*How to complete this task*
Within the listing below, determine how many lines hold the word "https". Give the number with no commentary.

*** Provided records ***

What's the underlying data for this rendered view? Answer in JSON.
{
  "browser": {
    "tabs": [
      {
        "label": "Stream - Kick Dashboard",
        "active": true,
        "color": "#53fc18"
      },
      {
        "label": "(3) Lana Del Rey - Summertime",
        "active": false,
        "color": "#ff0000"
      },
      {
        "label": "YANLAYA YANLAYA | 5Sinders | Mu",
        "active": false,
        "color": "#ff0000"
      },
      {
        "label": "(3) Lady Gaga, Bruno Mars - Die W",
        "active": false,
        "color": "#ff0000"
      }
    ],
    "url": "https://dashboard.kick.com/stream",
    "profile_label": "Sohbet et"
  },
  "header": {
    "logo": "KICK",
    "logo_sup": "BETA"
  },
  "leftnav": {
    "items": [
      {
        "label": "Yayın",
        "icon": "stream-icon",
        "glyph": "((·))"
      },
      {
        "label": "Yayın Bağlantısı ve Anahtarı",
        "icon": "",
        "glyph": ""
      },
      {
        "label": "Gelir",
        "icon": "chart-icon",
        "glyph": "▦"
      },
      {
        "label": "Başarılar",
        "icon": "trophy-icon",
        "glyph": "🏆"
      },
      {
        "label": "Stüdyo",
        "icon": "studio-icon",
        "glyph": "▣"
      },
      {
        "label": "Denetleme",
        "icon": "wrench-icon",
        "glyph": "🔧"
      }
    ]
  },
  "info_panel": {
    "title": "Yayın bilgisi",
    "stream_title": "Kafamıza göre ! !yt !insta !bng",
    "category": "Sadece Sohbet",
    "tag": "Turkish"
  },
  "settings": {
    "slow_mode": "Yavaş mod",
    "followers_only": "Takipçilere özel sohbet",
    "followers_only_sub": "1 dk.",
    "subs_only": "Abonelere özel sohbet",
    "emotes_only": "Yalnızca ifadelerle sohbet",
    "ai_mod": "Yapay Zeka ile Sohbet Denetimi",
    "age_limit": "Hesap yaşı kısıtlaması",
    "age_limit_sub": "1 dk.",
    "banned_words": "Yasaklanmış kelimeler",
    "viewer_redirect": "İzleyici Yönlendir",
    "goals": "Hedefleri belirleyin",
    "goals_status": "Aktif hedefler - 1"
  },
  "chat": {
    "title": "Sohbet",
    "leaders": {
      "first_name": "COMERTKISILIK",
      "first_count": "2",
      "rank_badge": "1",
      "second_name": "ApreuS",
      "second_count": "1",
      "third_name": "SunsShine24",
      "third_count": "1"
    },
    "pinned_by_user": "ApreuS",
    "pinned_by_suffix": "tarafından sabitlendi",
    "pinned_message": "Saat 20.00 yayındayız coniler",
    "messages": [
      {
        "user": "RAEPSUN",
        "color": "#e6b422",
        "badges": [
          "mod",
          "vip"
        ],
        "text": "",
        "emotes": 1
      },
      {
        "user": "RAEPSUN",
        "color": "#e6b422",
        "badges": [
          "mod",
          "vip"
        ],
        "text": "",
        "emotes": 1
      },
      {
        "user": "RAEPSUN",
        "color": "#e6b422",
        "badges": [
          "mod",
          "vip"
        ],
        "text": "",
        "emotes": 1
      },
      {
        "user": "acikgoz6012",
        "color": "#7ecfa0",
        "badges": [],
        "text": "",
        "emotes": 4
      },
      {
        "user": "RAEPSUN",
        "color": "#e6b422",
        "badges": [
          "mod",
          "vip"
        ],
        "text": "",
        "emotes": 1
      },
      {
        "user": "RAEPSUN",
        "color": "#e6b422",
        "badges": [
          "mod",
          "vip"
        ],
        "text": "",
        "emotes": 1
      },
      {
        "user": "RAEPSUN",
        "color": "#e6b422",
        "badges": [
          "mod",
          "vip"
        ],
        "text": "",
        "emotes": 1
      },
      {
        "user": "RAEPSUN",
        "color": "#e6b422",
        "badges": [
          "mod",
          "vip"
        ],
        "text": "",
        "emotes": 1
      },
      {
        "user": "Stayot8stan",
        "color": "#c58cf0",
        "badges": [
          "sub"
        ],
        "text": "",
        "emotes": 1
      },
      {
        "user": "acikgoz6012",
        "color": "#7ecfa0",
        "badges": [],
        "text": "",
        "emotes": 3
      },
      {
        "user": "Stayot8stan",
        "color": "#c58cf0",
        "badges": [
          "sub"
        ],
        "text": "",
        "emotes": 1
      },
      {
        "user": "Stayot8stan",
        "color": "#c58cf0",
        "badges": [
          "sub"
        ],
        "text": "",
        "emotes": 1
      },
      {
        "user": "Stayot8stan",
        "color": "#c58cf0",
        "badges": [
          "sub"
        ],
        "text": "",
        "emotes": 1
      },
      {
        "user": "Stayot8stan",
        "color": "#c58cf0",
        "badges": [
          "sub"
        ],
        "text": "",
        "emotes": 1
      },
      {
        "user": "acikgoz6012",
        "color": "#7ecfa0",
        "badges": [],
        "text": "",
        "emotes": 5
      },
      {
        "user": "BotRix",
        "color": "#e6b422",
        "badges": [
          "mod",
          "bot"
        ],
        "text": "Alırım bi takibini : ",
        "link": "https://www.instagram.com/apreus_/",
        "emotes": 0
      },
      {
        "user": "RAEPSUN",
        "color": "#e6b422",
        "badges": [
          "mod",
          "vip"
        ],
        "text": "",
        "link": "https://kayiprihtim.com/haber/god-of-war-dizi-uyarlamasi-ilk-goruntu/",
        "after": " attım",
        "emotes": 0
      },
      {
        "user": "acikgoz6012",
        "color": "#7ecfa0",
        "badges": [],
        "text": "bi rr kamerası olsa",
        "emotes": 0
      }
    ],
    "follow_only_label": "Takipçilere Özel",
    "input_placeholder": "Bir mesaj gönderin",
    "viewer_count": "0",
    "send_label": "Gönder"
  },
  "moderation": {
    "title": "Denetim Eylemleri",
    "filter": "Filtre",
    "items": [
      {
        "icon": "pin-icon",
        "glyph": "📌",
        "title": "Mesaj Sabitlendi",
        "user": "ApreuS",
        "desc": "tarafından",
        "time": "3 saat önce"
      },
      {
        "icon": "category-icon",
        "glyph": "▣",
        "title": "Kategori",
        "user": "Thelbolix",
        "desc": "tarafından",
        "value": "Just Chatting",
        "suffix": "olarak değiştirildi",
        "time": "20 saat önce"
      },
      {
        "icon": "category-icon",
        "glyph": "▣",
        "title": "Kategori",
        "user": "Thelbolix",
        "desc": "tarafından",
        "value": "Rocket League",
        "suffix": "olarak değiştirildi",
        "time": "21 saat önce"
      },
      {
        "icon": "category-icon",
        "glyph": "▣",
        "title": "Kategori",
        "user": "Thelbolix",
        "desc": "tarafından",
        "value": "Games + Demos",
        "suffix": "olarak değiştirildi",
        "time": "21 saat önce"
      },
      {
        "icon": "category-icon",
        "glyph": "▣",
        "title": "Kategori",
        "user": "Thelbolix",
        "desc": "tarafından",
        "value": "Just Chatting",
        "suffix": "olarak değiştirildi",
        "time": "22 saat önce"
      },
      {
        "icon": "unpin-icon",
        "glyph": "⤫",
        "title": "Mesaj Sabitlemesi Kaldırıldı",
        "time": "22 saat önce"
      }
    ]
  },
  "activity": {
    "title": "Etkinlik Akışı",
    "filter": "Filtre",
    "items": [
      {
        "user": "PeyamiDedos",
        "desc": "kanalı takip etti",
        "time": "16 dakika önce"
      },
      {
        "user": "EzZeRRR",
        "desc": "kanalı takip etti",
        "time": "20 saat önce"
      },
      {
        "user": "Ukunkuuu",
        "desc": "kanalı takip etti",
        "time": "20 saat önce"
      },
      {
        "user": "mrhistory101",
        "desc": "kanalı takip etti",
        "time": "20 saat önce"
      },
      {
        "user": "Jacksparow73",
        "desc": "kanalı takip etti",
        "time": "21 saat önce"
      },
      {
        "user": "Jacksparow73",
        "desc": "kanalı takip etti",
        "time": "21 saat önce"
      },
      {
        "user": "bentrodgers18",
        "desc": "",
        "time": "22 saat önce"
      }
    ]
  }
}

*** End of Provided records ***

*Your solution*
3